Recent MFA graduate of the University Of Iowa Center for the Book
The Language of Shadows
"I was first attracted to Opal Whiteley’s story after learning about her diary. Opal kept a diary as a child and when she was 12, her sister ripped it to pieces. When she was 20, Opal pieced the diary back together to have it serialized in the Atlantic Monthly
. At first I was intrigued by how meticulous and reverent this act of reconstructing the diary must have been, putting every page back together piece by piece. But as I read more about Opal and came to know more about her story, it seemed that she was dealing with an internal fragmentation also. As an adult she was diagnosed with schizophrenia, and in her diary she often wrote about the voices of the woods calling to her."
"In The Language of Shadows
I’ve used quotes from Opal’s diary to reconstruct a narrative about Opal’s life and her thoughts about the world that she imagined.

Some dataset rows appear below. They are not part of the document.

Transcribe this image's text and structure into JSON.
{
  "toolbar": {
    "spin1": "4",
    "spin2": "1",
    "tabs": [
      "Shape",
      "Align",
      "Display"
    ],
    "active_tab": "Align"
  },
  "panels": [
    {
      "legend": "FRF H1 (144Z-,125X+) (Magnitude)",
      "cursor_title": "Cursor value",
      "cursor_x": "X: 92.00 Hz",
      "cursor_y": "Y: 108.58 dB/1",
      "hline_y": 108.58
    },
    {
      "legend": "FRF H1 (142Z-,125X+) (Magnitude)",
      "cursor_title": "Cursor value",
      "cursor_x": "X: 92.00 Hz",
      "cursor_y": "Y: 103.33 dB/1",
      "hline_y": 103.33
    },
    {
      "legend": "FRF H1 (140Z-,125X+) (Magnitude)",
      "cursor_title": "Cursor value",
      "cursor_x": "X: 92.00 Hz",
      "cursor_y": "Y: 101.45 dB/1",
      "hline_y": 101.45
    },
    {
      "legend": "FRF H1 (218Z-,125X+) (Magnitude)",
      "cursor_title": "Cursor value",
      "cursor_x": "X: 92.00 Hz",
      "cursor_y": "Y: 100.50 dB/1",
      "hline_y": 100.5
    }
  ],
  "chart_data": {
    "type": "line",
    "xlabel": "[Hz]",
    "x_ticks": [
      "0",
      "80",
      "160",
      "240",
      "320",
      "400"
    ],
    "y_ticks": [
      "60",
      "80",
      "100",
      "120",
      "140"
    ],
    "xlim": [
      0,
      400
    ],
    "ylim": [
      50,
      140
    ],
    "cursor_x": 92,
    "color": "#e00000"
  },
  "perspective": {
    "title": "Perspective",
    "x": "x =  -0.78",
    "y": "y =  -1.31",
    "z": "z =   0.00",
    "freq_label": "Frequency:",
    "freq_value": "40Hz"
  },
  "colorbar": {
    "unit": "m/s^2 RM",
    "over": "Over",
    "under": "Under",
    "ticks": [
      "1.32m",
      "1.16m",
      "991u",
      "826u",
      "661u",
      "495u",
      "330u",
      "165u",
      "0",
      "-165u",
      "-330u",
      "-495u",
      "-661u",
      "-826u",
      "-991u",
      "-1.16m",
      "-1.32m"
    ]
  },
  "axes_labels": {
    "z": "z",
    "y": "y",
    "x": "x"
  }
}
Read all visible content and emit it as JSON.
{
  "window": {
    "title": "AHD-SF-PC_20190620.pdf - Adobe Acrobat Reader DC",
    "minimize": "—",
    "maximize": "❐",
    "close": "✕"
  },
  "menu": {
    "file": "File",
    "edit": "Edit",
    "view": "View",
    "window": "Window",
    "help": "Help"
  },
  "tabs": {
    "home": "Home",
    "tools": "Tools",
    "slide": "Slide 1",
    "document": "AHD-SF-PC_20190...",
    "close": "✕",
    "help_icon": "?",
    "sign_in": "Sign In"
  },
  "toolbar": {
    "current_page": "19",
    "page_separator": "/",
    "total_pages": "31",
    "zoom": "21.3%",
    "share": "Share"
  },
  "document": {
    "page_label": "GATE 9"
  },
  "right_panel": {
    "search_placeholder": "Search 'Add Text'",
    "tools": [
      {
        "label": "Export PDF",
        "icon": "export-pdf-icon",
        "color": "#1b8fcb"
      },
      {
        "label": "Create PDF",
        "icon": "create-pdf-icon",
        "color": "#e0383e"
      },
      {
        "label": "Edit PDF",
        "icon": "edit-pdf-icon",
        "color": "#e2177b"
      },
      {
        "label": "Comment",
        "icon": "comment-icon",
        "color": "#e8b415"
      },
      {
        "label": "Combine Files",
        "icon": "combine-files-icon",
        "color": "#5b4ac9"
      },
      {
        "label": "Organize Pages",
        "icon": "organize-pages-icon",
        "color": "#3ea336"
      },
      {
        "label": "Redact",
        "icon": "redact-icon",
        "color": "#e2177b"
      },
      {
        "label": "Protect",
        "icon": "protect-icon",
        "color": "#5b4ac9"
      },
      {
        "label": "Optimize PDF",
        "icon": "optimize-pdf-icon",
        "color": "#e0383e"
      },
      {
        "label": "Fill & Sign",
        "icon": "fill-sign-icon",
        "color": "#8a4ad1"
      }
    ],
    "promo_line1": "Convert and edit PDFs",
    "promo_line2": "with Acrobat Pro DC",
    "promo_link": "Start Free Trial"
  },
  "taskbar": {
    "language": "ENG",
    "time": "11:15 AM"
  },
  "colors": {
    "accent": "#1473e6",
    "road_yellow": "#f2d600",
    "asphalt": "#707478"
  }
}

Through narration and through a series of different voices I’ve tried to put myself into Opal’s mind and conceive of the way she felt about nature and how she might have thought about her surroundings as an adult, as a counterbalance to the voice of the child that is found in the diary. I wanted the drawings in the book to start as fragments that slowly come together into larger images. I also wanted these illustrations to mirror and echo each other through the pages, and to show how Opal felt marginalized in her family and alone amid her beloved animal friends. Opal’s diary is, for the most part, the cheerful and imaginative recollections of a child. I wanted The Language of Shadows
to feel a little like the shadow-side of her diary."